Interface dataset entries
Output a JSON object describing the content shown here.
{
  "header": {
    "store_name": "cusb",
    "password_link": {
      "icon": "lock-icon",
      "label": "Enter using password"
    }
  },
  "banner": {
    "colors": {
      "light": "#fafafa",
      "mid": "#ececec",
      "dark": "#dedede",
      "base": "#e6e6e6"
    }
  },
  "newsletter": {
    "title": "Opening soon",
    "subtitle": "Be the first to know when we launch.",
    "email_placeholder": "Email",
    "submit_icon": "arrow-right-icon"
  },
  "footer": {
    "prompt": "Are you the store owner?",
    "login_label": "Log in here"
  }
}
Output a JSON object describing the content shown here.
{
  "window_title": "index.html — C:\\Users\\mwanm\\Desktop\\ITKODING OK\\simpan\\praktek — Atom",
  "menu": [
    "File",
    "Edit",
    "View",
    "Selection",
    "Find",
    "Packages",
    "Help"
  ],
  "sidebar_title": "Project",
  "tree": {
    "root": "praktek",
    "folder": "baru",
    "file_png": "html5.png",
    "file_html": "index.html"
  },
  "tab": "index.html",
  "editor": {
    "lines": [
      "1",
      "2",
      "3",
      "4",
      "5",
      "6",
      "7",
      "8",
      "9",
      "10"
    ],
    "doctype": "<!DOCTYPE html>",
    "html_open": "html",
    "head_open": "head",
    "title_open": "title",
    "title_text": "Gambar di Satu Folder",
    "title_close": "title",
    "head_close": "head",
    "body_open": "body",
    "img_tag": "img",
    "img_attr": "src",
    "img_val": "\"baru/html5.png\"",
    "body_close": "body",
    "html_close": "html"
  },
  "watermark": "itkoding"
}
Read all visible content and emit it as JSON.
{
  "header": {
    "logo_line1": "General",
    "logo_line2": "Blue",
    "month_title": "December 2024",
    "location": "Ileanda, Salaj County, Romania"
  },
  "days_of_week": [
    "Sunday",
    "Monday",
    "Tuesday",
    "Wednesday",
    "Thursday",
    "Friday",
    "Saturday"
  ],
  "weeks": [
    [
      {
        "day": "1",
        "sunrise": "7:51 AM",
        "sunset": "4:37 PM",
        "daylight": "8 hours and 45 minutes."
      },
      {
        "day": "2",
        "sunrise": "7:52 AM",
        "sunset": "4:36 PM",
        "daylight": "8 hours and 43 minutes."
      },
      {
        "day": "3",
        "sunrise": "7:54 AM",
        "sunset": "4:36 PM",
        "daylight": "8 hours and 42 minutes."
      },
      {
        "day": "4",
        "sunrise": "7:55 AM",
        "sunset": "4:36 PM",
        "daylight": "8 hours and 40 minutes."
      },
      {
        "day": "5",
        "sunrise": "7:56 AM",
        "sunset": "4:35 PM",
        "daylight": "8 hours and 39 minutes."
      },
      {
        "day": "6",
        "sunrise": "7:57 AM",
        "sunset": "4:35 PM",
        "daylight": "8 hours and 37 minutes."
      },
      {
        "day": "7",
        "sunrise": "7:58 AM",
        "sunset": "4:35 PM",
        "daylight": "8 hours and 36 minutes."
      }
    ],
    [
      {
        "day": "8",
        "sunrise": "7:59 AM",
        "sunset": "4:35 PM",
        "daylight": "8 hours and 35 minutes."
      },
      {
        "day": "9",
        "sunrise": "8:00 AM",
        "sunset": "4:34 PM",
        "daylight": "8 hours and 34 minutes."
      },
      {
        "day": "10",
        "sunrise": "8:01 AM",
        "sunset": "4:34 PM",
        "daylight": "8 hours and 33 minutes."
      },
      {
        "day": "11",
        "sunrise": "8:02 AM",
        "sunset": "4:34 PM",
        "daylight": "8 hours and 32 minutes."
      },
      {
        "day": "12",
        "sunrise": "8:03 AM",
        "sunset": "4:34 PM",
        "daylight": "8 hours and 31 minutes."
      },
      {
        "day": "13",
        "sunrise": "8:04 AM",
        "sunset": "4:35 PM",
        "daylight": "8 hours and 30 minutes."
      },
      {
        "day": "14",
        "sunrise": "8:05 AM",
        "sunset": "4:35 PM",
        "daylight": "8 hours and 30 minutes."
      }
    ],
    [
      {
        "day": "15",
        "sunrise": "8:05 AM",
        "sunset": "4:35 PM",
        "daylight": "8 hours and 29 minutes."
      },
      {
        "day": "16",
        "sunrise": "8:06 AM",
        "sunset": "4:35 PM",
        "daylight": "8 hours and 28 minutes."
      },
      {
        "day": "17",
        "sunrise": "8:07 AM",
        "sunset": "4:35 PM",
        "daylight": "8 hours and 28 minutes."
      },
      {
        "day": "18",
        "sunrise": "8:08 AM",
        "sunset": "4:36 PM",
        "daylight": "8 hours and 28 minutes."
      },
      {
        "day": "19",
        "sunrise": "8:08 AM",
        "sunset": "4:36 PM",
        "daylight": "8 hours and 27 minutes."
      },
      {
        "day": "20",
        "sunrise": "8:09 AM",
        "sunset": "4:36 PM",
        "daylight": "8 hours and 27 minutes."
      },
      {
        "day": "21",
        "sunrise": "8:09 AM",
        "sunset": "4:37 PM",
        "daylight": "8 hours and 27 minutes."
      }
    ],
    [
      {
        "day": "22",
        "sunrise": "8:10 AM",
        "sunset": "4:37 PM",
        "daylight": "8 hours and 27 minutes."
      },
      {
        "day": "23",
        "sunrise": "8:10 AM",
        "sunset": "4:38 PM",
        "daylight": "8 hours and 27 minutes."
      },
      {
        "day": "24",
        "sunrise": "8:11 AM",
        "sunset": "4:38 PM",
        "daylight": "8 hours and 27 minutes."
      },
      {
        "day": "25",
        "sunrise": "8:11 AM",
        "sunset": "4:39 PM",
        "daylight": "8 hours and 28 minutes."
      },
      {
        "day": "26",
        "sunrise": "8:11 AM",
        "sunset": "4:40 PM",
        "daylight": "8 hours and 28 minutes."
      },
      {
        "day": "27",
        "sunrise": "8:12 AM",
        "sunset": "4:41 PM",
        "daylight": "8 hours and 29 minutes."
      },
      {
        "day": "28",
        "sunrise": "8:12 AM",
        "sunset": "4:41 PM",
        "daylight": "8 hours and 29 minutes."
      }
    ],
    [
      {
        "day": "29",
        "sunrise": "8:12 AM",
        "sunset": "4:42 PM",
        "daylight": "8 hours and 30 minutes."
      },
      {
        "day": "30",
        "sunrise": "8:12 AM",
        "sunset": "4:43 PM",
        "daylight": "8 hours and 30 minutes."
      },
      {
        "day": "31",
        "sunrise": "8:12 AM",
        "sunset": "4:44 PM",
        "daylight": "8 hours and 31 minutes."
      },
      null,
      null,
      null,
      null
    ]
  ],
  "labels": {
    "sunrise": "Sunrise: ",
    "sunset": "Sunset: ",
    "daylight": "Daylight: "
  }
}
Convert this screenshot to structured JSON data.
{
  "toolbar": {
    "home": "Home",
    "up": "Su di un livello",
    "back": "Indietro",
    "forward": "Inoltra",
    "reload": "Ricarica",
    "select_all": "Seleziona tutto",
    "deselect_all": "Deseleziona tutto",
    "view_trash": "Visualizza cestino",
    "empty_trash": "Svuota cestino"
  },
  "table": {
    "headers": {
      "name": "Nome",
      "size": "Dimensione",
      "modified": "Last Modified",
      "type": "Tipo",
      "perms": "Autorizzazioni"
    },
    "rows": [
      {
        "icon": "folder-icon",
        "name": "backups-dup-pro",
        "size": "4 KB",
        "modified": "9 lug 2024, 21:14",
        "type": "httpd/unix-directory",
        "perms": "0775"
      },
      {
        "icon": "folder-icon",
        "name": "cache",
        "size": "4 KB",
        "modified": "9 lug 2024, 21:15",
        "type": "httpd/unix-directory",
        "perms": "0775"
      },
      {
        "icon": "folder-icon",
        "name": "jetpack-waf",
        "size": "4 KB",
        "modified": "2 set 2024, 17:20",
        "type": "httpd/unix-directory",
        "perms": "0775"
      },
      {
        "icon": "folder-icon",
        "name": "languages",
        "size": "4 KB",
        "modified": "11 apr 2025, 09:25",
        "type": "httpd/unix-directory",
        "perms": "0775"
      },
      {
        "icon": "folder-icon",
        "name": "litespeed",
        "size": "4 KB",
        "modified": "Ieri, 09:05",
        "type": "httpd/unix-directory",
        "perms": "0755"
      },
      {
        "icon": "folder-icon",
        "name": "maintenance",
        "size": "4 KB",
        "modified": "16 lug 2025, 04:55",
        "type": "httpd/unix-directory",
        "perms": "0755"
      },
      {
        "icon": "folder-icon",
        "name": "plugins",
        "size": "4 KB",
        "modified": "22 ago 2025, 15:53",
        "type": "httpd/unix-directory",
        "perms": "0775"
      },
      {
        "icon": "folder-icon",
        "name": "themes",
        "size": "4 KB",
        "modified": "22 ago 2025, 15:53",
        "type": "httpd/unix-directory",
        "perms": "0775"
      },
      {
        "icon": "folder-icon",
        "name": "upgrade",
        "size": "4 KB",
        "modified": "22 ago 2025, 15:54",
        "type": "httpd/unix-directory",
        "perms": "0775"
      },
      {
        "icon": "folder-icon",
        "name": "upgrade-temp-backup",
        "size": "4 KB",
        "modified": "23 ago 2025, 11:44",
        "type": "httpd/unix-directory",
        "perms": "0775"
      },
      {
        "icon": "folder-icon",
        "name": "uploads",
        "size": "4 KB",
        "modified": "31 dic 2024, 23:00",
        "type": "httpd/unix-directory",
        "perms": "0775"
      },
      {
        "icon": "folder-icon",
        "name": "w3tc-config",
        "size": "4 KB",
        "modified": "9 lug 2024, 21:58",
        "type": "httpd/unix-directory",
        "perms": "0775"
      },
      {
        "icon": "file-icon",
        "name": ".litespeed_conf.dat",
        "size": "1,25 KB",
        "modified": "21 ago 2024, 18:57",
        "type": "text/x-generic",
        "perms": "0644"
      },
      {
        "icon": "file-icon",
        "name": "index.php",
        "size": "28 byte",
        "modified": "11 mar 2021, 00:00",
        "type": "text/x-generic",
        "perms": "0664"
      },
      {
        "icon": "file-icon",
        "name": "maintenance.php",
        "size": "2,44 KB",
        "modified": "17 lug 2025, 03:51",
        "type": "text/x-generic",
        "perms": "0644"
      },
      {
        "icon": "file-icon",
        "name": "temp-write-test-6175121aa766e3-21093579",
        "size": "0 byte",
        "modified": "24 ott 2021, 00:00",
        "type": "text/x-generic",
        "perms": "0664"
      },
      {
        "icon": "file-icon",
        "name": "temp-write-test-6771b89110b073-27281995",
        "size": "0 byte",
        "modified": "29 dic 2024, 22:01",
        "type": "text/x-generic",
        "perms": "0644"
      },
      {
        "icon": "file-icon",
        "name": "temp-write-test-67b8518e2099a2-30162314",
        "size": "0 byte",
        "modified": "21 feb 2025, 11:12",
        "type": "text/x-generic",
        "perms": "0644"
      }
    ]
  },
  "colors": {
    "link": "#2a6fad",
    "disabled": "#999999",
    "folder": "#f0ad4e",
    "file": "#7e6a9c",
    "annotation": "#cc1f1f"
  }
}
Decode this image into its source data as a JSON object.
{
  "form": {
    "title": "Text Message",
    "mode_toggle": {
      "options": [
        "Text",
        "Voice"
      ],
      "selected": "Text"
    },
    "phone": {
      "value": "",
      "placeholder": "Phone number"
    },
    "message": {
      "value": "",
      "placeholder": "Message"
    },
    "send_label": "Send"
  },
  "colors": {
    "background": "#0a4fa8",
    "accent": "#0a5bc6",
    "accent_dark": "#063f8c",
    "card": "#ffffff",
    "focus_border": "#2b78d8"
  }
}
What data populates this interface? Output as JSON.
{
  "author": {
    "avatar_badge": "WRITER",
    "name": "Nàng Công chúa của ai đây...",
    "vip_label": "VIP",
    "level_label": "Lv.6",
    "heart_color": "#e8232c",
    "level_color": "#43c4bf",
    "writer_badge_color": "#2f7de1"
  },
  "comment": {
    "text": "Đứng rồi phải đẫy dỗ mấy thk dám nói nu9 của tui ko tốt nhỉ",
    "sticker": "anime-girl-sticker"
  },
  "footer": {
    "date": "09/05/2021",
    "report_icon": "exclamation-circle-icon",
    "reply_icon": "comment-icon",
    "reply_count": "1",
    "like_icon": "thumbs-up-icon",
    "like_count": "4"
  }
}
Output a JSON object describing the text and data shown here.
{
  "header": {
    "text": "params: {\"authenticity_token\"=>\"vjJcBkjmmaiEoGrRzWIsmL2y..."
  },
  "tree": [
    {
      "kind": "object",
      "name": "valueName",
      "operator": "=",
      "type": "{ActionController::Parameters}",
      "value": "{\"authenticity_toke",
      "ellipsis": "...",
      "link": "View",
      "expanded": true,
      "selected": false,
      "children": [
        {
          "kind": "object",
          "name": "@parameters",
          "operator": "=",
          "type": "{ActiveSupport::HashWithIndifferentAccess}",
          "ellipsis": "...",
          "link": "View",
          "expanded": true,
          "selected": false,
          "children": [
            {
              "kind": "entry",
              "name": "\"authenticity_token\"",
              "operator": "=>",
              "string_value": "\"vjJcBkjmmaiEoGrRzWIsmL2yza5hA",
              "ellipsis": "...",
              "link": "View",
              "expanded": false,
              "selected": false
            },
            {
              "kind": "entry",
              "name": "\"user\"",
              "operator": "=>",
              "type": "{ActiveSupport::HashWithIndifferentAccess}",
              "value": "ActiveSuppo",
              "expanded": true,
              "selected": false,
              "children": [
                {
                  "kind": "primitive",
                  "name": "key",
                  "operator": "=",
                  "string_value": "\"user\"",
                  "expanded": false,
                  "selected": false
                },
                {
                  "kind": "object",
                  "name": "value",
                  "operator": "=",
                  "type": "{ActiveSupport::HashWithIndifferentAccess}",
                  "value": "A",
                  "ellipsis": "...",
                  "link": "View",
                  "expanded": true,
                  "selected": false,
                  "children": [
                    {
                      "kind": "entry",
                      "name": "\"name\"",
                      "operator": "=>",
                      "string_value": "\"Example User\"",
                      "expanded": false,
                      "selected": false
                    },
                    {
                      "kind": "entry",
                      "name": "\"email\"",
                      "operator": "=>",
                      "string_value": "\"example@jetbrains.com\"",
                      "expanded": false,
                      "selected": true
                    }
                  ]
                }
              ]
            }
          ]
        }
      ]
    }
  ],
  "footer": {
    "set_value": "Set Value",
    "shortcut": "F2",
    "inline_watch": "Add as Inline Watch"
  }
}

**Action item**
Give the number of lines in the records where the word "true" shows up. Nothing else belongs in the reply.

**Response to this exercise**
5